If you’re looking for something that has little or no fat then you’re also going to fall quickly in love with ox cheeks that are, as you might by now have gathered, the cheeks of the cow. These are succulent, nutritious, healthy meats of exquisite quality and flavour from Farmison & Co’s sourcing of native herd beef cattle that have been fed naturally. They benefit from being cooked in wine and brought to their perfect taste in a covered pot checked regularly to guarantee your culinary adventure is a mission completed admirably.
Perhaps the most famous name among the cuts of beef making a comeback is brisket. It’s one of the nine primal cuts of a beef animal and comes from the lower chest area. This is the area where the muscles used support 60 per cent of the cow or bull’s body weight while standing. That’s why cooking of brisket correctly is so important as tenderising the tissue is vital to ensure you enjoy a fabulous mouth-watering taste that comes about best when cooked slow and long. Casseroles are one of the favourites for brisket, along with braising and in stews. In the US brisket is highly popular in pot roasts and when rubbed with spices, marinated and cooked slowly over charcoal and wood.
Brisket when tenderised remains a real UK favourite especially around this time of year as it is generally cheaper than the other eight primal cuts, while still offering fabulous taste and succulence. Farmison & Co’s commitment to grass fed, native breed beef ensures its own brisket is as natural as you can get.
Everyone has heard of pork belly even if they haven’t tried it. This soft, tender meat from the beautifully soft flesh of a pig is a slow roast delight and if cooked well will also provide that pork essential of cracking crispy crackling.
Farmison & Co sources top quality native breed pork from breeds such as Berkshire, Gloucester Old Spot, Large White and Welsh Black that have been raised free range and therefore stress free. This means the pork belly taste is unhindered by the kind of tightness that produces a tougher pork and ensures Farmison & Co’s customers of a delightful, melt in the mouth experience.
Pork belly is particularly popular in eastern Asian cuisine, Europe and North America. Belly pork strips in apples and sage is just one of many great meals brought about by wonderful slow roasts.
In today’s culture you’d probably not give this kind of title to any form of meat cut that you might want to put on the market, but it is a name that has stuck and scrag end is well and truly back!
At a time when Trivial Pursuit games may have been played once again the definition of scrag end could very easily have appeared as a question. It is the neck of the lamb and is highly regarded for its rich flavour when slow cooked and at its best used in casseroles, pies, soups and stews. Braised scrag end is another winner.

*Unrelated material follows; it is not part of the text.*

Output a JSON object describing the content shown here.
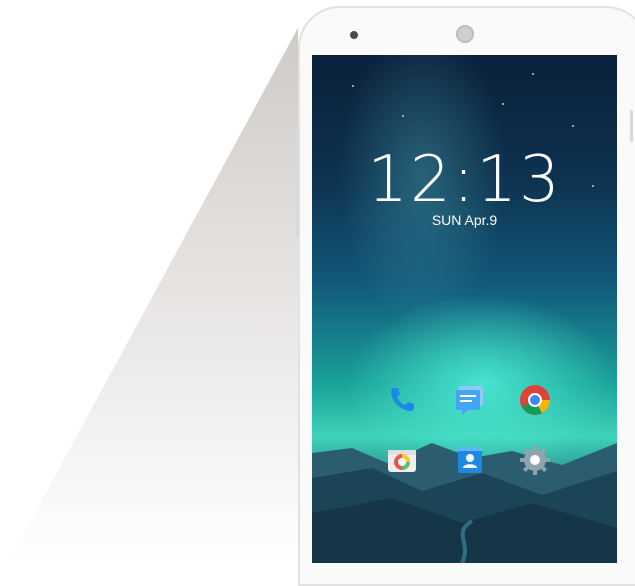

Scrag end comes from the fore part of the neck and is one of the primal cuts. It is the opposite side of the best part of the middle neck where you find the cutlets. Farmison & Co’s sourcing of traditional outdoor reared, grass fed lamb ensures the most stress free scrag end on the market.